‘Unprecedented’ storm exposes gov’t failure as Harvey covers Houston with a lake
As of Monday evening, Aug. 28, 10 deaths have been reported since Hurricane Harvey hit the Texas coast near Corpus Christi three days ago as a Category 4 (very intense) storm. It ripped roofs off of houses, smashed trailers, uprooted trees and knocked down power lines. Weakening as it moved inland, it began dropping a prodigious amount of rain and spawned a number of violent tornadoes.
According to the National Weather Service, so far the rain from Hurricane Harvey has been “unprecedented.” Parts of southeastern Texas have already received more than 30 inches, and some areas are forecast to get as much as 50 inches by the time Harvey, which has now weakened to a tropical storm, moves on.
Radar showed an average rainfall of 3 inches per hour the first day, with some localities getting as much as 7 inches per hour.
President Donald Trump spent the weekend of Aug. 25-27 in Camp David, the presidential retreat in the Maryland mountains, tweeting about how successfully the federal government — the Federal Emergency Management Agency and the Department of Homeland Security — were dealing with the crisis in southeast Texas and how closely he was monitoring the situation.
Trump made no mention of the U.S. Immigration and Custom Enforcement identity checks that have been maintained on the roads that are still open around Houston. ICE is even conducting surveillance operations in Rockport, a coastal city with a lot of destruction, according to an ICE photo album posted on Flickr.
in one tweet, Trump wrote, “Closely monitoring #HurricaneHarvey from Camp David. We are leaving nothing to chance. City, State and Federal Govs. working great together!”
In a later tweet, he wrote, “I encourage everyone in the path of #HurricaneHarvey to heed the advice & orders of their local and state officials. ”
Conflicting orders from gov’t officials
This would be difficult, as there have been conflicting orders.
Houston Mayor Sylvester Turner tweeted on Friday afternoon, Aug. 25: “Please think twice before trying to leave Houston en masse. No evacuation orders have been issued for the city.” He urged people to shelter in place, saying: “You literally cannot put 6.5 million people on the road. If you think the situation right now is bad, you give an order to evacuate, you are creating a nightmare.”
However, Gov. Greg Abbott, who declared a state of disaster for 30 Texas counties, encouraged Texans in coastal areas to evacuate their homes on Aug. 25. He urged people in the Houston area to evacuate and head north.
In his press conference, Abbott announced that the state of Texas had 41,000 shelter beds available for evacuees and more than 200 buses available to transport Texans out of coastal areas. Camping in state parks would be free for the duration of the hurricane emergency. (Texas Tribune, Aug. 25)
If just those in the Houston area had followed his advice, these facilities would have been immediately overwhelmed.
Both Mayor Turner and Gov. Abbott assigned responsibility for evacuation to individuals.
But what about the homeless?

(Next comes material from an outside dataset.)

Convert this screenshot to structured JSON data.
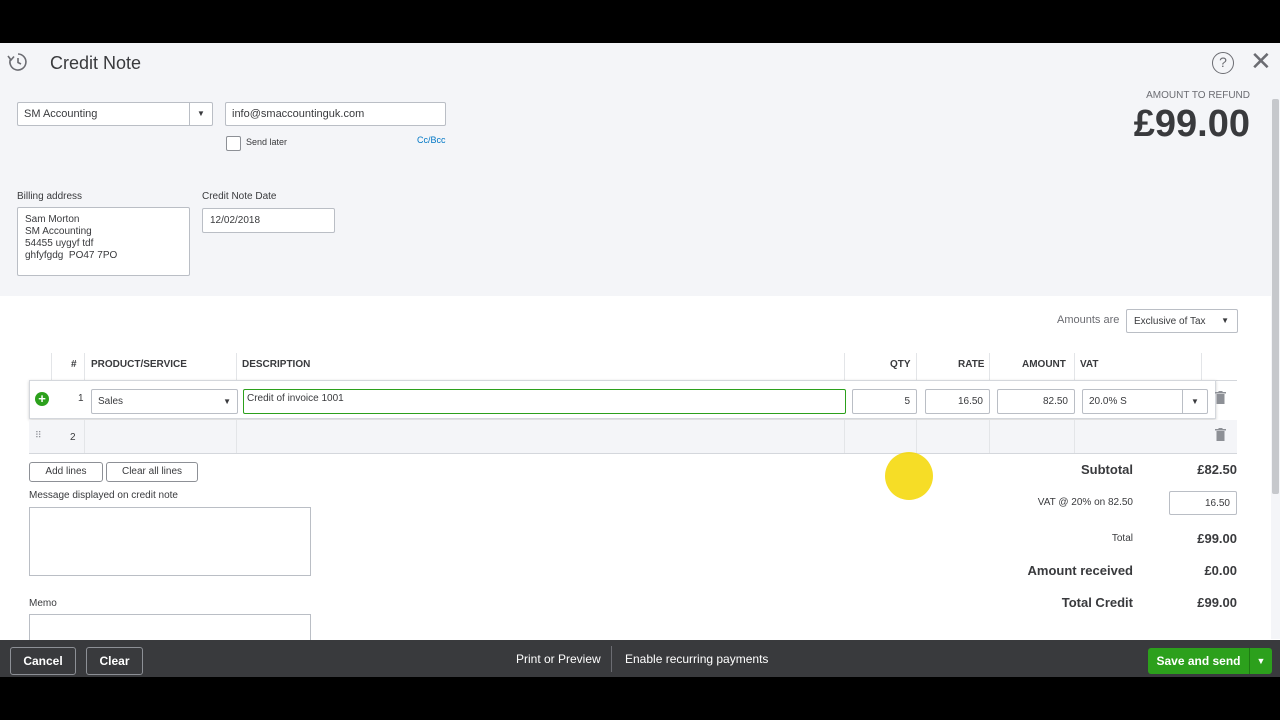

According to a local homeless shelter in Corpus Christi, an estimated 8,100 homeless were in the city before Harvey hit. About 300 people were crammed into a shelter. There’s no information about what happened to the rest. (New York Times, Aug. 25)
No gov’t plan to protect lives, property
Claiming that individuals are responsible for their own safety during a hurricane or other natural disaster ignores the fact that the old, the frail, the sick and the infirm do not have the capability to carry home four or five days’ food and water. Furthermore, diabetics need refrigeration for their insulin; the elderly can die when power cuts cause oxygen concentrators to fail.
The Democratic Party and the big media like the New York Times, Washington Post, MSNBC, CNN and NPR make the point that Trump’s tweets are designed to obfuscate and minimize the impact of his decisions to attack transgendered members of the military and pardon Sheriff Joe Arpaio, as well as distract from the chaos in the White House staff.
These charges of Trump’s skulduggery are likely correct, but they miss the essential point. The U.S. government and the states of Texas and Louisiana do not have any real plans for dealing with hurricanes like Harvey and for protecting the lives and the property of the people.
The projected cuts in Trump’s budget for Homeland Security and the National Weather Service will directly impinge on how states and cities prepare for national emergencies.
Trump wants to cut $667 million out of FEMA programs and grants that help cities and states prepare Pre-Disaster Mitigation Programs. He wants to cut the National Oceanic and Atmospheric Administration, which includes the National Weather Service and the National Hurricane Center, by 16 percent. Research on the oceans and the atmosphere, which strives to understand the effects of global warming, would be cut by 32 percent.
These cuts unmask the real reason behind the chaotic, unplanned response to Harvey: Trump and the big bourgeoisie don’t want to spend any money or effort to help the poor, the needy, the oppressed and the workers survive.